Most people generally know that smoking is bad for your health. It suppresses the immune system and increases the risk of heart disease and lung cancer. However, many don’t know that combining cigarette smoking with birth control can further increase the risk for major health problems due to the effects of nicotine on extra estrogen supplied by most forms of birth control.
Here’s what you should know about the relationship between smoking and birth control.
A lethal combination
So what happens if you smoke while on birth control? Birth control delivers extra estrogen to your system to prevent ovulation and conception. Nicotine is a toxin that increases your blood pressure and heart rate. When the two substances are combined, birth control adds more stress to your blood vessels on behalf of the extra estrogen and increases the risk for stroke, blood clots, and heart attack.
Providers often get asked if light smoking and birth control have the same effect. Naturally, the heavier you smoke, the more you put yourself at risk. However, any nicotine combined with birth control can increase stress on your blood vessels. Therefore, avoid both light smoking and heavy smoking altogether.
Your odds of worsening familiar history conditions such as heart disease and high cholesterol increases. Consult an OBGYN about smoking and birth control risks. In addition, ask about safer birth control options if you smoke and use a form of birth control such as the pill, ring, patch, or shot.

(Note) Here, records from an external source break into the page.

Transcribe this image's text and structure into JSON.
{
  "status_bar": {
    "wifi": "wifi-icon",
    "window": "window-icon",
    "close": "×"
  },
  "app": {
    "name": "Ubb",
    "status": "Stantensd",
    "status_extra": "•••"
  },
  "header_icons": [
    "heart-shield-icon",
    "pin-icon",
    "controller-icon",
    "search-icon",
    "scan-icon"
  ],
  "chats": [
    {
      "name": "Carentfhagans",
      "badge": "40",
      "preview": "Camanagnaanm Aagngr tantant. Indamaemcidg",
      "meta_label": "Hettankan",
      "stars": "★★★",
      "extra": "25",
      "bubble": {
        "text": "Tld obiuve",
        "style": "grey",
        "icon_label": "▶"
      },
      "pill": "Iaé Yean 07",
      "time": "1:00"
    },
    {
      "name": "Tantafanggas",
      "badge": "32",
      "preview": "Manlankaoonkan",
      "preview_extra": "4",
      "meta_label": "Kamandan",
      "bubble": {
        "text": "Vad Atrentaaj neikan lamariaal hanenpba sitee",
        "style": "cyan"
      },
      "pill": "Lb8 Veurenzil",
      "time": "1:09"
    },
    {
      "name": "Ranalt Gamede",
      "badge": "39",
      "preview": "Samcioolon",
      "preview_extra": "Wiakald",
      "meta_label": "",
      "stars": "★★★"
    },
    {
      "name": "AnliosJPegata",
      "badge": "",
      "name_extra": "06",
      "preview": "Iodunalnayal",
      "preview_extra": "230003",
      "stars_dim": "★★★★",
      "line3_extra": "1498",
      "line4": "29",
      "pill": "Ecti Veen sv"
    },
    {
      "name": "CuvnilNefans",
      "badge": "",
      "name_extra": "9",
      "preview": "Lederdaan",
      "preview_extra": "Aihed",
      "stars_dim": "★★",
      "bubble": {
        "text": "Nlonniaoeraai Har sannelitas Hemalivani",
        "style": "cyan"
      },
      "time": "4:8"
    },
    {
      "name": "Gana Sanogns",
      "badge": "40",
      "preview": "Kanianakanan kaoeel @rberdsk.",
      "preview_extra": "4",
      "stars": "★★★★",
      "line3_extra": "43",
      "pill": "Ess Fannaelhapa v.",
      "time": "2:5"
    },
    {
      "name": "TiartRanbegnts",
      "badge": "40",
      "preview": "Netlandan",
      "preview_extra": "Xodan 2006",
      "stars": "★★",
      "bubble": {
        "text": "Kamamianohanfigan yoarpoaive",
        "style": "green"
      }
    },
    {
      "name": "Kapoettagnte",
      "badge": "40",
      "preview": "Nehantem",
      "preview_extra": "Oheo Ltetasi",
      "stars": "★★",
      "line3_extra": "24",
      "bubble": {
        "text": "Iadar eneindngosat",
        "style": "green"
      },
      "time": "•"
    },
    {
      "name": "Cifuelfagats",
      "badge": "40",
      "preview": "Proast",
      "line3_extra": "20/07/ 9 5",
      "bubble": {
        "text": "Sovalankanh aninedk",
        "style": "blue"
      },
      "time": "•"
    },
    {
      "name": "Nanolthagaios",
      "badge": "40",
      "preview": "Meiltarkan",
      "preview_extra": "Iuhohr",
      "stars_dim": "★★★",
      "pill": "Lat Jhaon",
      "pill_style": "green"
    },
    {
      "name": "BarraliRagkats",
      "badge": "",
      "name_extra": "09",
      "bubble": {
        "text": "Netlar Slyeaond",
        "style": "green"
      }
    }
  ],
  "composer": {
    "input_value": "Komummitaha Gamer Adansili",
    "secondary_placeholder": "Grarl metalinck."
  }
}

What to do if you smoke and use birth control
If you smoke, make plans to quit as soon as possible so you can lower your risk for health complications and improve your overall wellness. Many ways of quitting exist. These include patches, gum or medication. Also, talk to a physician about smoking cessation programs that can help you quit.
If you don’t want to quit smoking but use birth control, make an appointment with your OB-GYN as soon as possible. Be completely honest with your OB-GYN about your smoking habit. Many patients hold back personal information. Understand that Women’s Care providers do not judge you because they want to help in any way possible. Therefore, both of you can discuss alternate forms of birth control or the possibility of taking birth control pills that lack estrogen.
Women’s Care offers several options for birth control. These include permanent birth control, subdermal implants, and estrogen-free intrauterine contraceptives. Schedule an appointment with WCF today to explore birth control options and receive comprehensive board-certified gynecologic care.